Ah, summer in the South. It’s the best of times, it’s the worst of times. For beach goers and golf players and anyone who loves warm weather activities, there’s nothing better than a southern summer. For your HVAC system, though, it’s like the winter was a warm up lap in a Carolina 500 and the start of summer is like a checkered flag. Well, just as a race car needs to be maintained and triple checked before the race, so does your air conditioning. It’s called summerizing.
Summerizing involves several steps:
In order to avoid any nasty surprises, it’s essential that you shut off power to the unit both inside and outside. Inside, flip the circuit breaker at the service panel. Outside, look for a service box on the condenser. There you’ll find a breaker or switch. Kill the power in both of these places before you go any further.

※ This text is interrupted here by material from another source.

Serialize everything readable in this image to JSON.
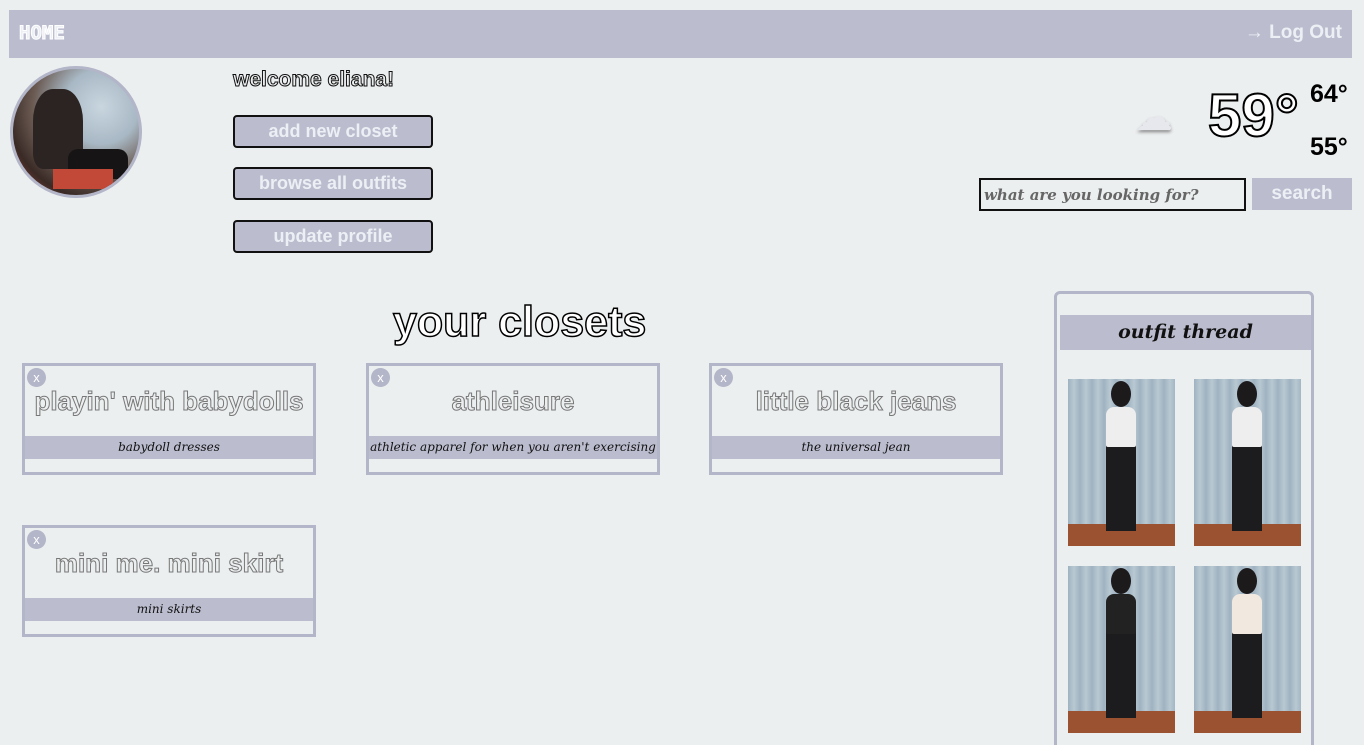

Whether you replace them or wash them, depending on the type, it’s crucial that your system be able to breathe. Proper circulation not only helps the system work efficiently, it also lengthens the life of the unit. A system that is overtaxed will on average have a shorter lifespan. Replacing filters is a cheap, cheap way to save yourself a lot of money and trouble. Another good reason to keep your filters clean is to keep your air clean. Dirty filters just recirculate dirt, even if it’s at a reduced amount. This is a no-brainer for summerizing.
Just like with the filters, it’s also important that the outside unit can breathe. So you’ll need to remove any weeds or growth that inhibits airflow. Keeping the air flowing also means removing debris in the bottom of the housing unit. And while you’re there, make sure the drain plug is unclogged. Standing water is an enemy of your system.
Like the filters, the coils on the outside unit get covered in debris and reduce the efficiency and cooling ability of the system. Very carefully remove the lid and sides of the housing if possible; gently brush the debris from the outside of the grill; and vacuum the coils on the inside with a soft brush tip. Be careful not to bend the fins on the coils. Some people will use a water hose to clean these, which is less recommended due to the propensity to damage the fins. If you do use the hose, be sure to cover the electrical parts inside and check that the water drains out of the bottom. For stubborn debris, you may need a commercial grade coil cleaner.
The tubes that run from the house to the outside unit carry your coolant and they need to be protected. Foam insulation is the go-to. When summerizing, check the integrity of the foam to be sure there aren’t missing sections or significant damage. You can buy the foam insulating tubes or tape at many home improvement or hardware stores.
After you have turned your thermostat to OFF, turn on the power at the outdoor unit and inside at the breaker box. Then turn your thermostat to COOL. The air conditioning should kick on and start cooling. Let the system run for a while until you know it’s going to cool sufficiently. The good part about summerizing is that you’ll know if you have a problem before you desperately need it to work. If you should find that the system functions but doesn’t cool as well as it should, it likely needs to be recharged. This requires the right tools and often means you have a leak somewhere that will need to be remedied. So, leave that to Jake’s A/C Heating & Cooling.
Summerizing is a fun word that means getting your system ready for summer. If you encounter any hiccups along the way in readying your system, give us a call. We’re eager to help. Or if you want us to check things over, which is very common, give us a call then, too. Or, better yet, you can get one of our memberships and we’ll come up with a maintenance plan that goes beyond basic summerizing. At Jake’s, we want what you want: safe, consistent, effective, efficient heating and cooling. Let’s work together to accomplish this! Contact us here. Read our other blogs here.
If you have any questions about your HVAC system or need maintenance done, be sure to contact our professionals!